Dataset excerpts
----

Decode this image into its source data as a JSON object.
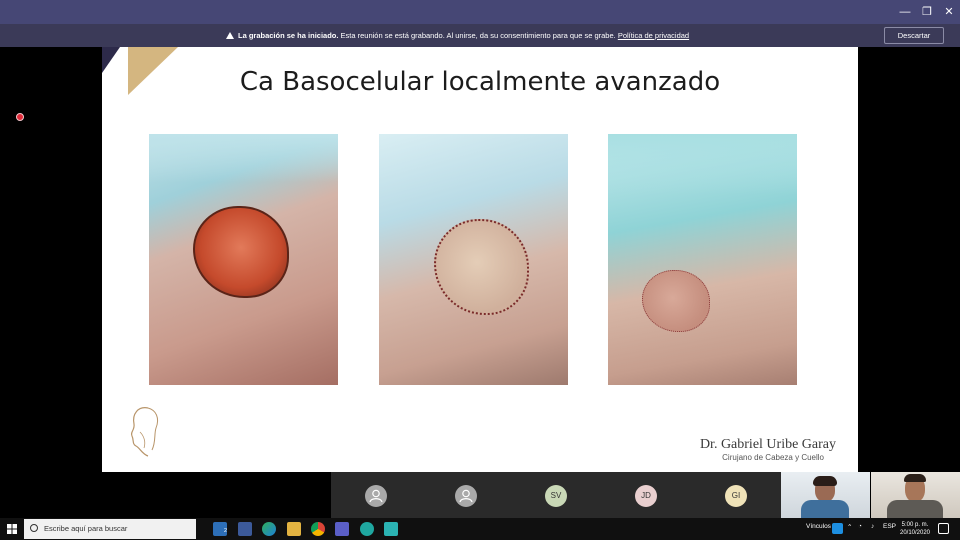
{
  "banner": {
    "bold_text": "La grabación se ha iniciado.",
    "text": " Esta reunión se está grabando. Al unirse, da su consentimiento para que se grabe. ",
    "link": "Política de privacidad",
    "dismiss_label": "Descartar"
  },
  "window": {
    "minimize": "—",
    "maximize": "❐",
    "close": "✕"
  },
  "slide": {
    "title": "Ca Basocelular localmente avanzado",
    "author": "Dr. Gabriel Uribe Garay",
    "author_role": "Cirujano de Cabeza y Cuello"
  },
  "participants": [
    {
      "kind": "icon",
      "initials": ""
    },
    {
      "kind": "icon",
      "initials": ""
    },
    {
      "kind": "initials",
      "initials": "SV",
      "color": "#c9d8b6"
    },
    {
      "kind": "initials",
      "initials": "JD",
      "color": "#e9cfcf"
    },
    {
      "kind": "initials",
      "initials": "GI",
      "color": "#efe2b8"
    }
  ],
  "taskbar": {
    "search_placeholder": "Escribe aquí para buscar",
    "links_label": "Vínculos",
    "lang": "ESP",
    "time": "5:00 p. m.",
    "date": "20/10/2020",
    "mail_badge": "2"
  },
  "colors": {
    "teams_purple": "#464775",
    "banner": "#3b3a58",
    "gold": "#d4b680"
  }
}
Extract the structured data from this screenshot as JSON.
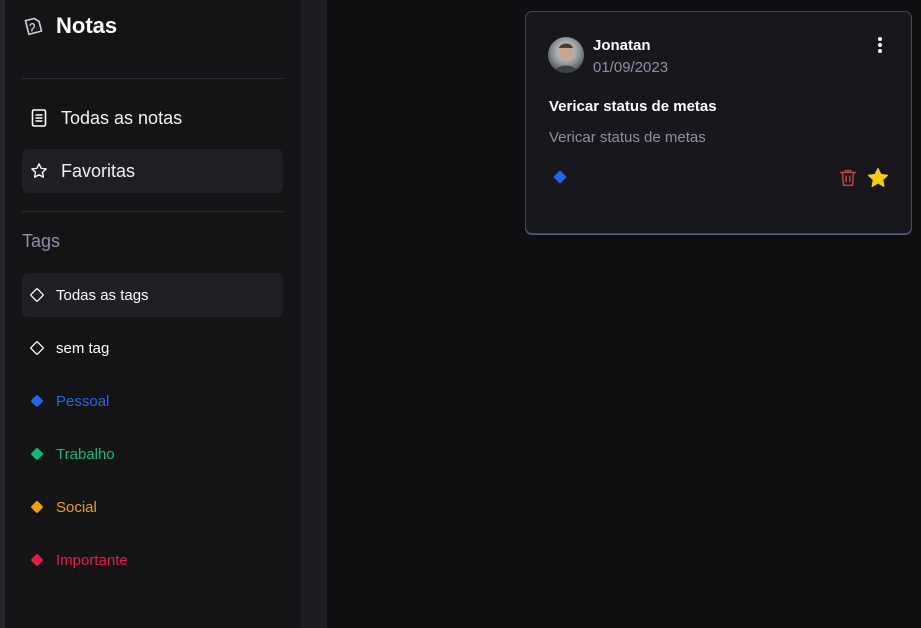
{
  "app": {
    "title": "Notas",
    "logo_icon": "notes-logo-icon"
  },
  "nav": {
    "items": [
      {
        "label": "Todas as notas",
        "icon": "document-icon",
        "active": false
      },
      {
        "label": "Favoritas",
        "icon": "star-outline-icon",
        "active": true
      }
    ]
  },
  "tags": {
    "heading": "Tags",
    "items": [
      {
        "label": "Todas as tags",
        "color": "#ffffff",
        "filled": false,
        "active": true
      },
      {
        "label": "sem tag",
        "color": "#ffffff",
        "filled": false,
        "active": false
      },
      {
        "label": "Pessoal",
        "color": "#2563eb",
        "filled": true,
        "active": false
      },
      {
        "label": "Trabalho",
        "color": "#10b981",
        "filled": true,
        "active": false
      },
      {
        "label": "Social",
        "color": "#f59e0b",
        "filled": true,
        "active": false
      },
      {
        "label": "Importante",
        "color": "#e11d48",
        "filled": true,
        "active": false
      }
    ]
  },
  "note": {
    "author": "Jonatan",
    "date": "01/09/2023",
    "title": "Vericar status de metas",
    "body": "Vericar status de metas",
    "tag_color": "#2563eb",
    "favorite": true,
    "icons": {
      "menu": "more-vertical-icon",
      "delete": "trash-icon",
      "favorite": "star-filled-icon"
    },
    "colors": {
      "trash": "#b4433e",
      "star": "#facc15"
    }
  }
}
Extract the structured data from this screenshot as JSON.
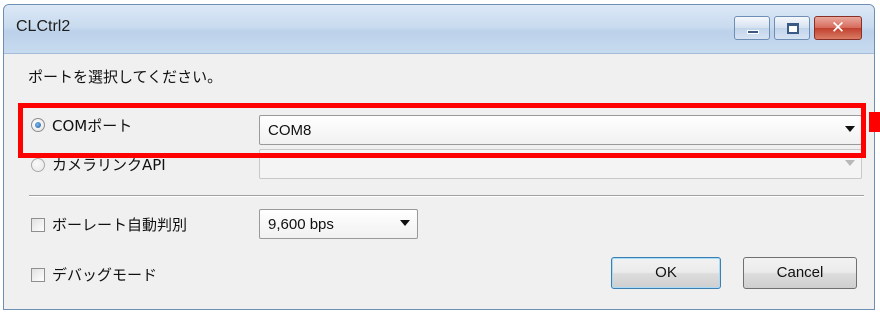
{
  "window": {
    "title": "CLCtrl2",
    "controls": {
      "minimize_icon": "minimize-icon",
      "maximize_icon": "maximize-icon",
      "close_icon": "close-icon",
      "close_glyph": "✕"
    }
  },
  "prompt": "ポートを選択してください。",
  "port_selection": {
    "com_port": {
      "label": "COMポート",
      "selected": true,
      "value": "COM8"
    },
    "camera_link": {
      "label": "カメラリンクAPI",
      "selected": false,
      "value": ""
    }
  },
  "options": {
    "auto_baud": {
      "label": "ボーレート自動判別",
      "checked": false,
      "value": "9,600 bps"
    },
    "debug_mode": {
      "label": "デバッグモード",
      "checked": false
    }
  },
  "buttons": {
    "ok": "OK",
    "cancel": "Cancel"
  },
  "colors": {
    "highlight": "#ff0000",
    "titlebar": "#c9dbef",
    "close_button": "#c0402d"
  }
}
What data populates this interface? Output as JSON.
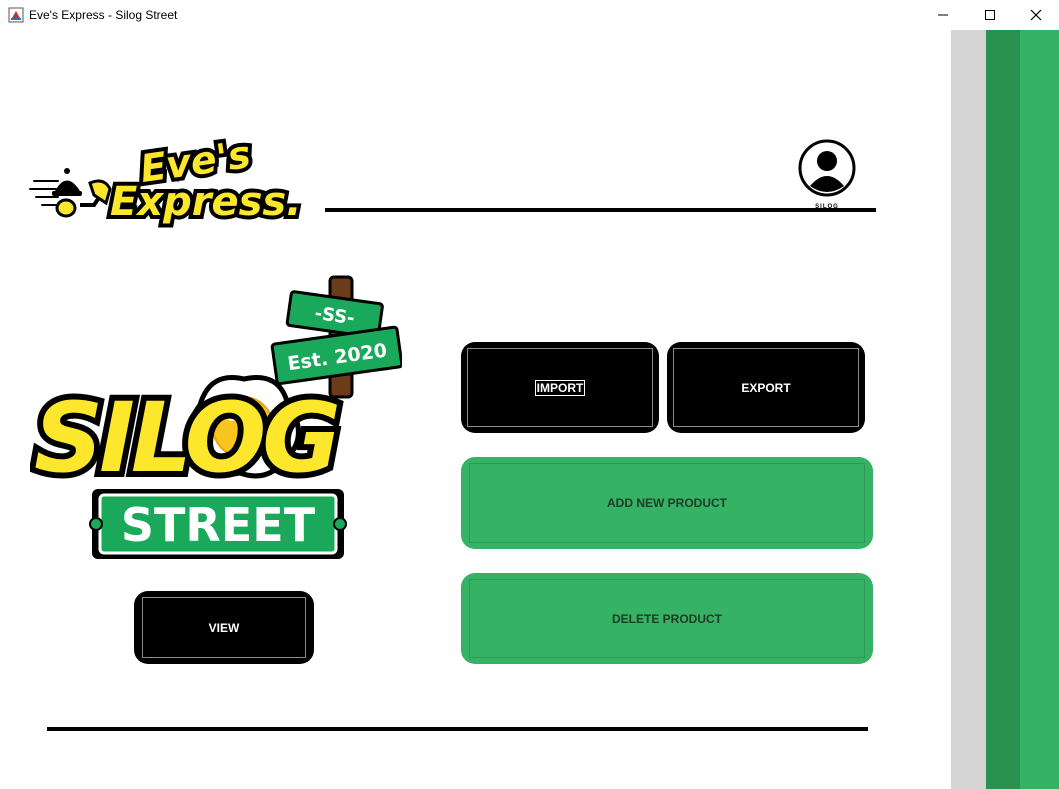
{
  "window": {
    "title": "Eve's Express - Silog Street",
    "controls": [
      "minimize-icon",
      "maximize-icon",
      "close-icon"
    ]
  },
  "header": {
    "brand_line1": "Eve's",
    "brand_line2": "Express.",
    "user_label": "SILOG"
  },
  "store_logo": {
    "sign_top": "-SS-",
    "sign_est": "Est. 2020",
    "name_top": "SILOG",
    "name_bottom": "STREET"
  },
  "actions": {
    "import_label": "IMPORT",
    "export_label": "EXPORT",
    "add_label": "ADD NEW PRODUCT",
    "delete_label": "DELETE PRODUCT",
    "view_label": "VIEW"
  },
  "colors": {
    "green": "#35b263",
    "dark_green": "#2a9250",
    "gray": "#d4d4d4",
    "yellow": "#fde72d",
    "black": "#000000"
  }
}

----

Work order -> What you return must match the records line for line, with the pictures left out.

Answer for the task ->
Decode this image into its source data as a JSON object.
{
  "banner": {
    "bold_text": "La grabación se ha iniciado.",
    "text": " Esta reunión se está grabando. Al unirse, da su consentimiento para que se grabe. ",
    "link": "Política de privacidad",
    "dismiss_label": "Descartar"
  },
  "window": {
    "minimize": "—",
    "maximize": "❐",
    "close": "✕"
  },
  "slide": {
    "title": "Ca Basocelular localmente avanzado",
    "author": "Dr. Gabriel Uribe Garay",
    "author_role": "Cirujano de Cabeza y Cuello"
  },
  "participants": [
    {
      "kind": "icon",
      "initials": ""
    },
    {
      "kind": "icon",
      "initials": ""
    },
    {
      "kind": "initials",
      "initials": "SV",
      "color": "#c9d8b6"
    },
    {
      "kind": "initials",
      "initials": "JD",
      "color": "#e9cfcf"
    },
    {
      "kind": "initials",
      "initials": "GI",
      "color": "#efe2b8"
    }
  ],
  "taskbar": {
    "search_placeholder": "Escribe aquí para buscar",
    "links_label": "Vínculos",
    "lang": "ESP",
    "time": "5:00 p. m.",
    "date": "20/10/2020",
    "mail_badge": "2"
  },
  "colors": {
    "teams_purple": "#464775",
    "banner": "#3b3a58",
    "gold": "#d4b680"
  }
}
Extract the structured data from this screenshot as JSON.
{
  "app": {
    "title": "Notas",
    "logo_icon": "notes-logo-icon"
  },
  "nav": {
    "items": [
      {
        "label": "Todas as notas",
        "icon": "document-icon",
        "active": false
      },
      {
        "label": "Favoritas",
        "icon": "star-outline-icon",
        "active": true
      }
    ]
  },
  "tags": {
    "heading": "Tags",
    "items": [
      {
        "label": "Todas as tags",
        "color": "#ffffff",
        "filled": false,
        "active": true
      },
      {
        "label": "sem tag",
        "color": "#ffffff",
        "filled": false,
        "active": false
      },
      {
        "label": "Pessoal",
        "color": "#2563eb",
        "filled": true,
        "active": false
      },
      {
        "label": "Trabalho",
        "color": "#10b981",
        "filled": true,
        "active": false
      },
      {
        "label": "Social",
        "color": "#f59e0b",
        "filled": true,
        "active": false
      },
      {
        "label": "Importante",
        "color": "#e11d48",
        "filled": true,
        "active": false
      }
    ]
  },
  "note": {
    "author": "Jonatan",
    "date": "01/09/2023",
    "title": "Vericar status de metas",
    "body": "Vericar status de metas",
    "tag_color": "#2563eb",
    "favorite": true,
    "icons": {
      "menu": "more-vertical-icon",
      "delete": "trash-icon",
      "favorite": "star-filled-icon"
    },
    "colors": {
      "trash": "#b4433e",
      "star": "#facc15"
    }
  }
}
Extract the structured data from this screenshot as JSON.
{
  "window": {
    "title": "CLCtrl2",
    "controls": {
      "minimize_icon": "minimize-icon",
      "maximize_icon": "maximize-icon",
      "close_icon": "close-icon",
      "close_glyph": "✕"
    }
  },
  "prompt": "ポートを選択してください。",
  "port_selection": {
    "com_port": {
      "label": "COMポート",
      "selected": true,
      "value": "COM8"
    },
    "camera_link": {
      "label": "カメラリンクAPI",
      "selected": false,
      "value": ""
    }
  },
  "options": {
    "auto_baud": {
      "label": "ボーレート自動判別",
      "checked": false,
      "value": "9,600 bps"
    },
    "debug_mode": {
      "label": "デバッグモード",
      "checked": false
    }
  },
  "buttons": {
    "ok": "OK",
    "cancel": "Cancel"
  },
  "colors": {
    "highlight": "#ff0000",
    "titlebar": "#c9dbef",
    "close_button": "#c0402d"
  }
}
What data populates this interface? Output as JSON.
{
  "window": {
    "title": "Eve's Express - Silog Street",
    "controls": [
      "minimize-icon",
      "maximize-icon",
      "close-icon"
    ]
  },
  "header": {
    "brand_line1": "Eve's",
    "brand_line2": "Express.",
    "user_label": "SILOG"
  },
  "store_logo": {
    "sign_top": "-SS-",
    "sign_est": "Est. 2020",
    "name_top": "SILOG",
    "name_bottom": "STREET"
  },
  "actions": {
    "import_label": "IMPORT",
    "export_label": "EXPORT",
    "add_label": "ADD NEW PRODUCT",
    "delete_label": "DELETE PRODUCT",
    "view_label": "VIEW"
  },
  "colors": {
    "green": "#35b263",
    "dark_green": "#2a9250",
    "gray": "#d4d4d4",
    "yellow": "#fde72d",
    "black": "#000000"
  }
}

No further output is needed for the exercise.